*** Data for review Section Begins ***

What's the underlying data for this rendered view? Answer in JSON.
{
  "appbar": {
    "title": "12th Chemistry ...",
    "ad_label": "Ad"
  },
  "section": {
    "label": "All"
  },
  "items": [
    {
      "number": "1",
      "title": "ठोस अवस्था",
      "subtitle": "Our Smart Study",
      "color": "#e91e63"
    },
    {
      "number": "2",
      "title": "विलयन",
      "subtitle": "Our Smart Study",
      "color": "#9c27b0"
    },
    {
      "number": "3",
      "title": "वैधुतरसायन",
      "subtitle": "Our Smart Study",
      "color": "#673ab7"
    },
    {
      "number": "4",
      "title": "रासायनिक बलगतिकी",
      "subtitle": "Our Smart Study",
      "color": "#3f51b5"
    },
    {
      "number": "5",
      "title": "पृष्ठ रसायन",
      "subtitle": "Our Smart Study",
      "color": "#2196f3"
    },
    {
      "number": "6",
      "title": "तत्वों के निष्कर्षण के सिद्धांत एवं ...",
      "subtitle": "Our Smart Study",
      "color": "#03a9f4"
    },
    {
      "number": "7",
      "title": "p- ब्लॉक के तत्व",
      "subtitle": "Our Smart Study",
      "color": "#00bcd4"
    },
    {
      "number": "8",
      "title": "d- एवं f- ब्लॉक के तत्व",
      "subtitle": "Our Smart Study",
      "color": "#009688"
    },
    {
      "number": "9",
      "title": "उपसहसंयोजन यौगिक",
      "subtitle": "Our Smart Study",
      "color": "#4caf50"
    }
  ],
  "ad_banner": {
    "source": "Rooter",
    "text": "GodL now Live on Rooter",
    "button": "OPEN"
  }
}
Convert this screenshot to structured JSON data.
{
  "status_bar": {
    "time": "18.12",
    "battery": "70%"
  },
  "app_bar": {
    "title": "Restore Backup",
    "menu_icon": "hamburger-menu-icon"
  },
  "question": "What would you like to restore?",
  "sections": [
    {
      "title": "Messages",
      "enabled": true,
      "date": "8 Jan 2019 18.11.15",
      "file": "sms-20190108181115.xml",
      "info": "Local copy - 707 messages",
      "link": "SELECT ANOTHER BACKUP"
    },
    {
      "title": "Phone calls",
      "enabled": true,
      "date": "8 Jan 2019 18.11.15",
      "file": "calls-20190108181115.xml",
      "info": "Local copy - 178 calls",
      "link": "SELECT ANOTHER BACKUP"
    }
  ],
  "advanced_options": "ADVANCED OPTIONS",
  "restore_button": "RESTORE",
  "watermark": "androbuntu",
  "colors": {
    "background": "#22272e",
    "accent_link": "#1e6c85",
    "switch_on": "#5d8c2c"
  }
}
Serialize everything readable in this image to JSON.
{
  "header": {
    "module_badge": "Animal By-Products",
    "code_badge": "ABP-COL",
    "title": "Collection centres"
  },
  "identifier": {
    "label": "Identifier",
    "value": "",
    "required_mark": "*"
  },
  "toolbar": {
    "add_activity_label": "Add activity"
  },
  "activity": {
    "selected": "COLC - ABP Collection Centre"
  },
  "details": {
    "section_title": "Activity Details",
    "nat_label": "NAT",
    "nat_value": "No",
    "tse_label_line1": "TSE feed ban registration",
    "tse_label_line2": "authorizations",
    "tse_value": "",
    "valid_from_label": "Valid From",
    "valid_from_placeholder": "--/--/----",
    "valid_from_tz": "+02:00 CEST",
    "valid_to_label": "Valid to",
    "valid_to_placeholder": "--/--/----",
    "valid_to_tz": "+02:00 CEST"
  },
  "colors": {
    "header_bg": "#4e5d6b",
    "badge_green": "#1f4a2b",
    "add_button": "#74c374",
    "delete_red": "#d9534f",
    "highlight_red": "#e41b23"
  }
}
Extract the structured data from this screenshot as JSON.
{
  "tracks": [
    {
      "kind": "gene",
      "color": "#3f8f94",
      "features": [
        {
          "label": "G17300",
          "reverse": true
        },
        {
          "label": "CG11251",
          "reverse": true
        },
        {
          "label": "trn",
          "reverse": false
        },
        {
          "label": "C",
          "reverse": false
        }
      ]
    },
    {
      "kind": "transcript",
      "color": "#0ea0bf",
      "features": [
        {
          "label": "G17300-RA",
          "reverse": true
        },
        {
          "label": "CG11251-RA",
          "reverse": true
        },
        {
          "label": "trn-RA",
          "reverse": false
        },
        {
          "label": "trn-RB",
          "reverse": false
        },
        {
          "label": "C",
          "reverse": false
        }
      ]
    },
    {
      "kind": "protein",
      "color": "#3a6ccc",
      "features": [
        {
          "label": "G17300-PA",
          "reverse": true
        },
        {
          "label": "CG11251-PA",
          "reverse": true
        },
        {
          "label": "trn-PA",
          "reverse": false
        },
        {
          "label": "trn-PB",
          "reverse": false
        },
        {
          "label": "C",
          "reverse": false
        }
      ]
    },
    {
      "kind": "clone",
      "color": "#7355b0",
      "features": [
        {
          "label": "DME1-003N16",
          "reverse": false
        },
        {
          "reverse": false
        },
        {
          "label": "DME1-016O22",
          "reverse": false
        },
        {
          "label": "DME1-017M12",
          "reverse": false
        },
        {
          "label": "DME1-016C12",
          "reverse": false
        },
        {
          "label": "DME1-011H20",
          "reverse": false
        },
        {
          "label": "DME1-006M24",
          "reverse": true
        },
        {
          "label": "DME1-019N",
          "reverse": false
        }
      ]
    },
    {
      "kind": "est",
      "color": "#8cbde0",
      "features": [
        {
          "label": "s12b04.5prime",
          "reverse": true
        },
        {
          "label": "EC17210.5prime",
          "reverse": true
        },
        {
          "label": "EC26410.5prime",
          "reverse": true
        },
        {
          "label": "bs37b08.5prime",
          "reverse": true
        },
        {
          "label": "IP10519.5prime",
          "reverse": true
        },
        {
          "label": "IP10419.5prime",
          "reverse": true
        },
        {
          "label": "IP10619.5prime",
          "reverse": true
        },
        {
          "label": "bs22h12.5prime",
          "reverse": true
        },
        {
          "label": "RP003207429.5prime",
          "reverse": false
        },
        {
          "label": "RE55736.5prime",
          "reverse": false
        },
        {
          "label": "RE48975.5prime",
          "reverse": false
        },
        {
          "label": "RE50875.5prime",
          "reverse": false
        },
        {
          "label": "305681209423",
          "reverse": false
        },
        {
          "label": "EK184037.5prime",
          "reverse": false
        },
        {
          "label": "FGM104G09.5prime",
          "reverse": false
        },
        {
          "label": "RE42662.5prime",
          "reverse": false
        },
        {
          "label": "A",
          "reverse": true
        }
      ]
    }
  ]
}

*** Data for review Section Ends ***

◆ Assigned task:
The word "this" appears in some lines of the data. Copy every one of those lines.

◆ Task result:
What's the underlying data for this rendered view? Answer in JSON.
Convert this screenshot to structured JSON data.
Serialize everything readable in this image to JSON.
Extract the structured data from this screenshot as JSON.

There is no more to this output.